Those of us fortunate enough to call her a friend knew of the improbability of her prognosis when cancer was first discovered in 2005. Yet this most private of people who won the hearts of the most public of cities, New York City, maintained the incomparable grace that made her much more than a championship runner.
Sport is a meritocracy. Thus each game must be fortunate in its champions. In the late 1970s, the growing sport of marathoning could not have chosen a more perfect candidate to flower than the 27 year-old school teacher from Oslo. At the time, Grete was on the cusp of retirement, figuring she had run out the string on what had already been a remarkable career.
After five world cross country titles and two track Olympics – but no distance beyond 3000 meters available – Grete only reluctantly accepted race director Fred Lebow’s invitation to the 1978 New York City Marathon because husband/coach Jack convinced her it would make for a nice second honeymoon.
I was fortunate enough to be the finish line announcer that fall day in the Big Apple. As the women’s race entered its final stages word was relayed to me from the lead vehicle that bib #1173 was winning by a wide margin. I paged through my entry list, but found no such number.

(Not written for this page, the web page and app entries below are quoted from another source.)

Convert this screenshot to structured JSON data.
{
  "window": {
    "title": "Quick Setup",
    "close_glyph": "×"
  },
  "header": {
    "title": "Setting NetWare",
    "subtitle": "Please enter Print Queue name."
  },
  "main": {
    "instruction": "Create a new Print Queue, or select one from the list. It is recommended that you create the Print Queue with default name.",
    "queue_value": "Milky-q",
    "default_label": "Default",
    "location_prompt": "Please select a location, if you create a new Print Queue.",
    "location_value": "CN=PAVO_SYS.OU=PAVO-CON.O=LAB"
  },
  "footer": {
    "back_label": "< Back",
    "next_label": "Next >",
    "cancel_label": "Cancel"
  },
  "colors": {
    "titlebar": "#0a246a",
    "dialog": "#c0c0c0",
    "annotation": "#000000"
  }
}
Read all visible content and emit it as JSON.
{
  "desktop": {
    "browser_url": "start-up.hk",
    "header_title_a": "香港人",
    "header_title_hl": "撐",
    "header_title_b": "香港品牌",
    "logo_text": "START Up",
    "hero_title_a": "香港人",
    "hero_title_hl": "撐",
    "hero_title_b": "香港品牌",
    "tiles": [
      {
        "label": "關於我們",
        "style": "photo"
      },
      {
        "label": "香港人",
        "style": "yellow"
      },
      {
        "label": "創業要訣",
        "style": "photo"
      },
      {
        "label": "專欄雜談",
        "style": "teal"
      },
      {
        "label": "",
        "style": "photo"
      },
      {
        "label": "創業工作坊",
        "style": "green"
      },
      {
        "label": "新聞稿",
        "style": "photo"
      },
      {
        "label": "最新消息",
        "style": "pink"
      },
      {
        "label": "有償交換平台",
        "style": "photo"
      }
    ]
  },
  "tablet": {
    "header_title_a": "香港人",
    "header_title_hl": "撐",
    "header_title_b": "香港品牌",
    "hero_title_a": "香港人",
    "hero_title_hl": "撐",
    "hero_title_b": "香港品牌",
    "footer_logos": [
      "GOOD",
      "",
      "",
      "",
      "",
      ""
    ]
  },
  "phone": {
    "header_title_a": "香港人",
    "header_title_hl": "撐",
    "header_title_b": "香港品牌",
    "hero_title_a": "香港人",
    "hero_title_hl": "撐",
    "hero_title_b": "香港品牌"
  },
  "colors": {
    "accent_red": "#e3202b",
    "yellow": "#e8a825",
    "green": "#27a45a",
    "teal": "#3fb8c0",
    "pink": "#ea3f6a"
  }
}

“Well, I don’t know who bib number 1173 is,” I informed the Central Park crowd, “but she’s gonna break the world record!”
When Grete crossed the finish line in her Norwegian national colors in 2:32:30, she not only lowered Germany’s Christa Vahlensieck’s world record by 2:18, she unknowingly lit the fuse on what would soon become the women’s Running Boom. Running had already crowned its king in the person of Bill Rodgers, whose boy-next-door wins in the Boston and New York City Marathons through the late 1970s brought marathoning to the next level after Frank Shorter’s Olympic glory in 1972 & 1976. What the sport had yet to find was a fitting queen. Continue reading